**Exercise prompt**
Output the records exactly, every one of them.
(Source material begins)
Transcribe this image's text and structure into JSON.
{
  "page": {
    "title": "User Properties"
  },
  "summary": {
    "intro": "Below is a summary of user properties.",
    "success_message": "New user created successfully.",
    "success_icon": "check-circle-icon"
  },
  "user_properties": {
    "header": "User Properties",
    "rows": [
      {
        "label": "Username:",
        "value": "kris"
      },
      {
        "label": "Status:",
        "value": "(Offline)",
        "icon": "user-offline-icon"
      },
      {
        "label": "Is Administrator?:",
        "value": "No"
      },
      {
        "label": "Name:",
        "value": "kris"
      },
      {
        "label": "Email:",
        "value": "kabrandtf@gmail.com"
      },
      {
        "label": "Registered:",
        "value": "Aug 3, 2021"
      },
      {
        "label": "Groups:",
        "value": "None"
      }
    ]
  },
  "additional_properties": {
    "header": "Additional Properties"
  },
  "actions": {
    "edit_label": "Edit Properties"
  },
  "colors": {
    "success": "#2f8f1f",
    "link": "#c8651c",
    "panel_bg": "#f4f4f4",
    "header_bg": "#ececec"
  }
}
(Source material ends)
**Output of the task**
Transcribe this image's text and structure into JSON.
{
  "page": {
    "title": "User Properties"
  },
  "summary": {
    "intro": "Below is a summary of user properties.",
    "success_message": "New user created successfully.",
    "success_icon": "check-circle-icon"
  },
  "user_properties": {
    "header": "User Properties",
    "rows": [
      {
        "label": "Username:",
        "value": "kris"
      },
      {
        "label": "Status:",
        "value": "(Offline)",
        "icon": "user-offline-icon"
      },
      {
        "label": "Is Administrator?:",
        "value": "No"
      },
      {
        "label": "Name:",
        "value": "kris"
      },
      {
        "label": "Email:",
        "value": "kabrandtf@gmail.com"
      },
      {
        "label": "Registered:",
        "value": "Aug 3, 2021"
      },
      {
        "label": "Groups:",
        "value": "None"
      }
    ]
  },
  "additional_properties": {
    "header": "Additional Properties"
  },
  "actions": {
    "edit_label": "Edit Properties"
  },
  "colors": {
    "success": "#2f8f1f",
    "link": "#c8651c",
    "panel_bg": "#f4f4f4",
    "header_bg": "#ececec"
  }
}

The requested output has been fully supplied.